## The problem
Leave the pictures out. Return all other data exactly.

## Material to process
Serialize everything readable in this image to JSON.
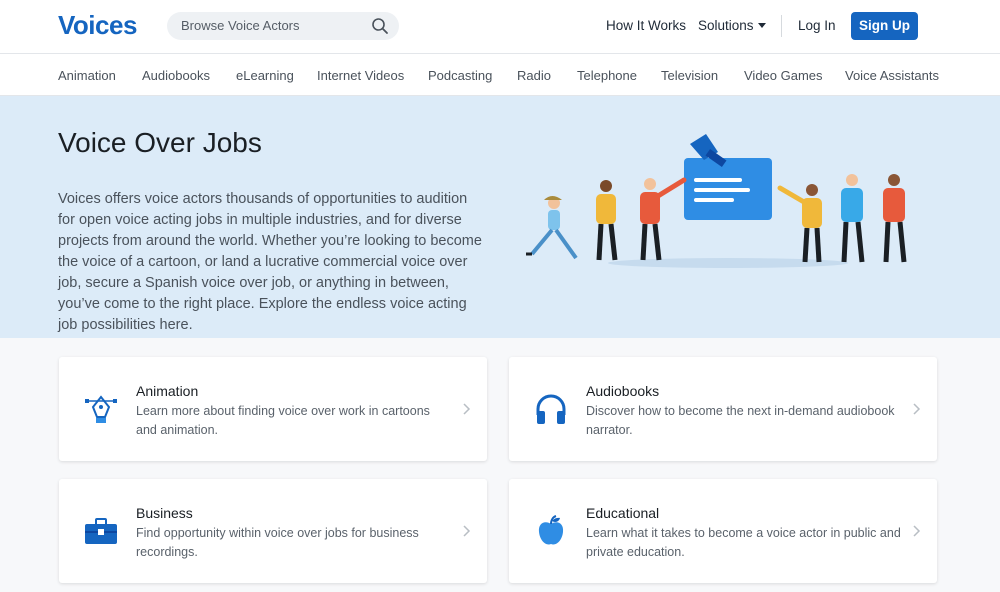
{
  "header": {
    "logo": "Voices",
    "search_placeholder": "Browse Voice Actors",
    "how_it_works": "How It Works",
    "solutions": "Solutions",
    "login": "Log In",
    "signup": "Sign Up",
    "accent_color": "#1565c0"
  },
  "categories": [
    "Animation",
    "Audiobooks",
    "eLearning",
    "Internet Videos",
    "Podcasting",
    "Radio",
    "Telephone",
    "Television",
    "Video Games",
    "Voice Assistants"
  ],
  "hero": {
    "title": "Voice Over Jobs",
    "description": "Voices offers voice actors thousands of opportunities to audition for open voice acting jobs in multiple industries, and for diverse projects from around the world. Whether you’re looking to become the voice of a cartoon, or land a lucrative commercial voice over job, secure a Spanish voice over job, or anything in between, you’ve come to the right place. Explore the endless voice acting job possibilities here.",
    "background": "#dcebf8"
  },
  "cards": [
    {
      "icon": "pen-tool-icon",
      "title": "Animation",
      "description": "Learn more about finding voice over work in cartoons and animation."
    },
    {
      "icon": "headphones-icon",
      "title": "Audiobooks",
      "description": "Discover how to become the next in-demand audiobook narrator."
    },
    {
      "icon": "briefcase-icon",
      "title": "Business",
      "description": "Find opportunity within voice over jobs for business recordings."
    },
    {
      "icon": "apple-icon",
      "title": "Educational",
      "description": "Learn what it takes to become a voice actor in public and private education."
    }
  ]
}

## Response to the exercise
Serialize everything readable in this image to JSON.
{
  "header": {
    "logo": "Voices",
    "search_placeholder": "Browse Voice Actors",
    "how_it_works": "How It Works",
    "solutions": "Solutions",
    "login": "Log In",
    "signup": "Sign Up",
    "accent_color": "#1565c0"
  },
  "categories": [
    "Animation",
    "Audiobooks",
    "eLearning",
    "Internet Videos",
    "Podcasting",
    "Radio",
    "Telephone",
    "Television",
    "Video Games",
    "Voice Assistants"
  ],
  "hero": {
    "title": "Voice Over Jobs",
    "description": "Voices offers voice actors thousands of opportunities to audition for open voice acting jobs in multiple industries, and for diverse projects from around the world. Whether you’re looking to become the voice of a cartoon, or land a lucrative commercial voice over job, secure a Spanish voice over job, or anything in between, you’ve come to the right place. Explore the endless voice acting job possibilities here.",
    "background": "#dcebf8"
  },
  "cards": [
    {
      "icon": "pen-tool-icon",
      "title": "Animation",
      "description": "Learn more about finding voice over work in cartoons and animation."
    },
    {
      "icon": "headphones-icon",
      "title": "Audiobooks",
      "description": "Discover how to become the next in-demand audiobook narrator."
    },
    {
      "icon": "briefcase-icon",
      "title": "Business",
      "description": "Find opportunity within voice over jobs for business recordings."
    },
    {
      "icon": "apple-icon",
      "title": "Educational",
      "description": "Learn what it takes to become a voice actor in public and private education."
    }
  ]
}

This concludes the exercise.